Charlie dishes on them all–the CEOs, the traders, the geeks, the “regulators,” and all the rest. It’s awful, really. Very dispiriting even to the most callous readers. But he does tell the story well, which means: analytically. There’s an America’s Most Wanted flavor. Robert Rubin, Phil Gramm, G.W. Bush, Christopher Cox, Hank “the Snake” Paulson and the rest of the Dread Orchestra. Along with the dishing, Gasparino explains well complex financial instruments, most notably those involving subprime mortgages, designed by human beings–CDOs, CMOs, CDSs, SIVs, etc.–and dramatizes that the Recession is far from explicable merely as “irrational exuberance” or “social contagion” but, rather, is what we’ve always known it, and its ilk, to be: Old Human is stage center as the culprit: he and she are most “rational” if they think (a) they can get theirs and get out before the diaster and/or (b) they can get theirs and, don’t worry/be happy, Big Daddy will bail everybody out.
It’s very human that Jimmy Cayne and Stan O’Neal go into mid-life coasting: out to the golf course and to the bridge tournament, so that you don’t see them for weeks on end and, really, they don’t seem to care about the CDS’s from AIG and, when AIG finally woke up and left the dance, those little bitty insurance companies (the ones that for sure would never be able to pay-off and make those “hedges” become real). The Sellout is something of a human comedy of the economy.

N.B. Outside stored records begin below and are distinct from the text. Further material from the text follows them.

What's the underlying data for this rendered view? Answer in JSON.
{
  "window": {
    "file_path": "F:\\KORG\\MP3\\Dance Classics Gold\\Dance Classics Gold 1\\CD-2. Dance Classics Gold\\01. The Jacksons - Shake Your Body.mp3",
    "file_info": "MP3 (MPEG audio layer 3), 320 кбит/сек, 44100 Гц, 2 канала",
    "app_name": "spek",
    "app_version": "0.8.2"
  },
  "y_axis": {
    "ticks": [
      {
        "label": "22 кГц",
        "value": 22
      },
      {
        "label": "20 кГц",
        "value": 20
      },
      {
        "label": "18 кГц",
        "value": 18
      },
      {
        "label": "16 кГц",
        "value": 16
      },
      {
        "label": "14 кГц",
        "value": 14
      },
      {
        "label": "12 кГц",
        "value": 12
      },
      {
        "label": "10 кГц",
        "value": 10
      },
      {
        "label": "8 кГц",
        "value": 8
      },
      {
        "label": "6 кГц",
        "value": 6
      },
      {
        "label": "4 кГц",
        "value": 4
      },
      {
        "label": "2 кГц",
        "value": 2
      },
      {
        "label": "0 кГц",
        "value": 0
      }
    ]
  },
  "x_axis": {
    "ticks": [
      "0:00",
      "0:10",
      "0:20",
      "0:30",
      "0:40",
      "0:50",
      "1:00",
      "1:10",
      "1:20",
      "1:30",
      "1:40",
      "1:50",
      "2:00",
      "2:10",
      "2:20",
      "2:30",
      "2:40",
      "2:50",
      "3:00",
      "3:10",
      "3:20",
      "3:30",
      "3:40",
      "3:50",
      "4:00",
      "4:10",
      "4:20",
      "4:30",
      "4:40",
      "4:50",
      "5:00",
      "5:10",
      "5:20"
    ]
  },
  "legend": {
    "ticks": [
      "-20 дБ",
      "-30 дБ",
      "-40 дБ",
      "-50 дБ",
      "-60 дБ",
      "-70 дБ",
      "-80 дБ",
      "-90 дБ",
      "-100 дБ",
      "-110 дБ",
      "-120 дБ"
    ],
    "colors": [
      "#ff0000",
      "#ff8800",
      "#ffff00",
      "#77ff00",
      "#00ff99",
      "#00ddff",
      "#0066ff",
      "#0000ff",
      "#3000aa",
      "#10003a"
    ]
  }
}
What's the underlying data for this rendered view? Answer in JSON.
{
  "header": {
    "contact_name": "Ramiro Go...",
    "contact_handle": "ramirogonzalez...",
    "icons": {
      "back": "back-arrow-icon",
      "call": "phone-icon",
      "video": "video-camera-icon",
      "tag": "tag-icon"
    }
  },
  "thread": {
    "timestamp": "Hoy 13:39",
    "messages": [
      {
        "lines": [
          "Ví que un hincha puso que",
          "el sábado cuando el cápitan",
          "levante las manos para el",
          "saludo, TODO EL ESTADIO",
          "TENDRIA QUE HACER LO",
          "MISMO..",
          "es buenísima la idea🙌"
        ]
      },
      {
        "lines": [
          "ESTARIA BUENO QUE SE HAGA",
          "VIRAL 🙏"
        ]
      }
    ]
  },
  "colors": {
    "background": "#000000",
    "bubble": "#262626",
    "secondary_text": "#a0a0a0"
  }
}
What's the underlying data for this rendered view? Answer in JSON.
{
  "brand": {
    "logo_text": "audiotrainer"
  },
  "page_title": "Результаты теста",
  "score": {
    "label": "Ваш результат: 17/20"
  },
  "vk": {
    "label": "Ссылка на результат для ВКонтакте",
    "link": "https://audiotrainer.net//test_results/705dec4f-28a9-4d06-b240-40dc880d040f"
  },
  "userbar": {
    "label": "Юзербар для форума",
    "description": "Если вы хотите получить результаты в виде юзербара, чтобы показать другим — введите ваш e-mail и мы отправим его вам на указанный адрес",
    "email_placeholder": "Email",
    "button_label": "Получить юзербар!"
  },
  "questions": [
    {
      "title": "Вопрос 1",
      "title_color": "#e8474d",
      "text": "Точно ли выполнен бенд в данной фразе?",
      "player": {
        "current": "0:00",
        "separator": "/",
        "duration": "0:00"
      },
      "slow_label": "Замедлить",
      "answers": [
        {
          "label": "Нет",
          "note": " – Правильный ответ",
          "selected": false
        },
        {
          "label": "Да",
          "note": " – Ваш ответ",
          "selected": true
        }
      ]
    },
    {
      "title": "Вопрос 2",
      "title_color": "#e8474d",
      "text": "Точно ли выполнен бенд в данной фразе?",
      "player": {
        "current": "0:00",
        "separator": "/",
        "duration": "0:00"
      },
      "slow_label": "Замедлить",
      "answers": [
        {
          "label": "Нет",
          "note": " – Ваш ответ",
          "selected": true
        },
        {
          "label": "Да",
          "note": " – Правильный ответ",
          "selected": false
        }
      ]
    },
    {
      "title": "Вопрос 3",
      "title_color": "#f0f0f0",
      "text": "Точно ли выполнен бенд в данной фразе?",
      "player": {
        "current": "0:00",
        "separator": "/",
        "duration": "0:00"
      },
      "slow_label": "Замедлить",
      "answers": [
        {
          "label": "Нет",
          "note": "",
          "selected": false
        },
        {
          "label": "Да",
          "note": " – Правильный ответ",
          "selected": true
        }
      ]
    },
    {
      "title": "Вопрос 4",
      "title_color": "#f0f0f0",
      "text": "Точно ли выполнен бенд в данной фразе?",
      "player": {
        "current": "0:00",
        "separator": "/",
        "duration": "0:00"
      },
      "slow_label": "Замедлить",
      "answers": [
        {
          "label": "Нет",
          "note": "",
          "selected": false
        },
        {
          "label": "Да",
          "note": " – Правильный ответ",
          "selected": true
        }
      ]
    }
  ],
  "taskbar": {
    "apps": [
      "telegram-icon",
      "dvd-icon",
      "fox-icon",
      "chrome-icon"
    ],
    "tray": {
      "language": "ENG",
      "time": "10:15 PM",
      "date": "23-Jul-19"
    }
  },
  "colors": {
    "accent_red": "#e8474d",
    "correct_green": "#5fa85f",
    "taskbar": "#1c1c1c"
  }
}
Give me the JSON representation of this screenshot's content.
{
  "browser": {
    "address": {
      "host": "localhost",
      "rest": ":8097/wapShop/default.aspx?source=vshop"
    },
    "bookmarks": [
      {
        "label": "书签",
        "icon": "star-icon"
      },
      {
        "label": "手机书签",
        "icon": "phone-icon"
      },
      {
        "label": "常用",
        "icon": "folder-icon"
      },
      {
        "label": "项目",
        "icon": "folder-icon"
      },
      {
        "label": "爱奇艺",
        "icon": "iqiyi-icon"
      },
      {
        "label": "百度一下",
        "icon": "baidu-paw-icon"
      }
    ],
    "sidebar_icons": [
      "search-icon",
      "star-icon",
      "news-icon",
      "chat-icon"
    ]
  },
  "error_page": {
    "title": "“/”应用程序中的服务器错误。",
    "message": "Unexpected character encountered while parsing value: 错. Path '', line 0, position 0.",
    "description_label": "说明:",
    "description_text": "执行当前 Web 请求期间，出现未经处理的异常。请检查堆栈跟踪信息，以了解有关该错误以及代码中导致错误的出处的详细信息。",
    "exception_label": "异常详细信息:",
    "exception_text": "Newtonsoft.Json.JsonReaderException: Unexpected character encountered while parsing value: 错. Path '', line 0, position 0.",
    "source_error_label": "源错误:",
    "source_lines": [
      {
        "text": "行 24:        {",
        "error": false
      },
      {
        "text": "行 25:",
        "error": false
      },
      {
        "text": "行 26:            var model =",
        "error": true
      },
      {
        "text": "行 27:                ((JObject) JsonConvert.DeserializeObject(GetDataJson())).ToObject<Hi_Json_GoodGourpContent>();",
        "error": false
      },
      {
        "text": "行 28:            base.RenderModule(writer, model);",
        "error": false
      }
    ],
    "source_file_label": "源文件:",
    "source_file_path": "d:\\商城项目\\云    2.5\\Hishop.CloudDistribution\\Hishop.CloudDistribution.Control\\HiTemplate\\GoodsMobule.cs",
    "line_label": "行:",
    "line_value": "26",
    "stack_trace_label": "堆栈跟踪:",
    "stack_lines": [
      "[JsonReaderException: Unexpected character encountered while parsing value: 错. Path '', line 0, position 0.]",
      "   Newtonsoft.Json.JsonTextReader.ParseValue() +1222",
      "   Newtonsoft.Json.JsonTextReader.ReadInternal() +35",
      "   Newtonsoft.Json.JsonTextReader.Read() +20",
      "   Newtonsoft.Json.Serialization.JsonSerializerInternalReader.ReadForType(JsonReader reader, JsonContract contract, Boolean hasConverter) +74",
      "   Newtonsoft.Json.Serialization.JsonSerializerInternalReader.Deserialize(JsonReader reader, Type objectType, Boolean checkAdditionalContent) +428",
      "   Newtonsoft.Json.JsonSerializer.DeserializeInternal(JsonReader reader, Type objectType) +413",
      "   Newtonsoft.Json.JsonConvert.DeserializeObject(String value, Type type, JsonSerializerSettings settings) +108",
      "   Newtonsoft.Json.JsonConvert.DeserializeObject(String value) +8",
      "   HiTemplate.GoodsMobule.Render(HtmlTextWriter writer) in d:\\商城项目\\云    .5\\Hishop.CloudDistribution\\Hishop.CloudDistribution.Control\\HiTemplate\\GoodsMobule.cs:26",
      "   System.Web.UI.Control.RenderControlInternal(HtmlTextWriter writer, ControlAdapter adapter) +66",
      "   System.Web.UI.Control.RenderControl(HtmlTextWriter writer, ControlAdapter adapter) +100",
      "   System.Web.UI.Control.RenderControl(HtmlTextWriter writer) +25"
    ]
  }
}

There’s an Inferno in it, too, but nothing remotely divine.
The notable thing in Gasparino’s depiction of our most recent financial nightmare is the alarming new scale of that Great Recession–the appearance of Buffett’s “financial weapons of mass detruction”–as seen, for example, in the leap in the disaster scale-up in the few years between the Long-Term Capital Management fiasco and the Great Recession (er Contraction). Gasparino shows time and again that Twain might have had a premonition of The Street in the Greenspan-Rubin-Bush years when apparently he disgustedly said, “People are no damned good.” They certainly aren’t admirable around a lot of money, at least enough of them aren’t. And haven’t been. Even long before eight centuries ago.
Gasparino says he is a fiscal libertarian, but that maybe we need to include in a new, desperately needed Regulatory Approach (“the Regs)” some new probitive fervor in the Justice Department. He talks about the FBI, too. I wouldn’t call it “populist” rage. I’d call it common sense.
The Sellout certainly brings to mind the saving wisdom of the political principle of Separation of Powers.
Senator Dodd, head of the Senate Banking Committee, and Barney Frank, head of the House equivalent, and both prominent in any new regulatory legislation, hopefully will bring some reform of the Financial Sector. The idea of diminishing the Fed as to the Regs and setting up some sort of big tribunal, raising capital requirements, enacting some version of the Volcker Rule, making derivitaves more transparent in the dynamic, and that kind of critically needed legislation…well, maybe we can hope that somehow we’ll muddle on here after all, young Senator Tester and other young lawmakers unawed by Bernanke and other Holy People.
Anyway, let’s pull over here for the night. It’s not the Bates Motel. It does look rundown, though.
Oh, yes. The speaker is Larry Summers, quoted by William D. Cohan in a Vanity Fair article, December, 2009. Scary, eh?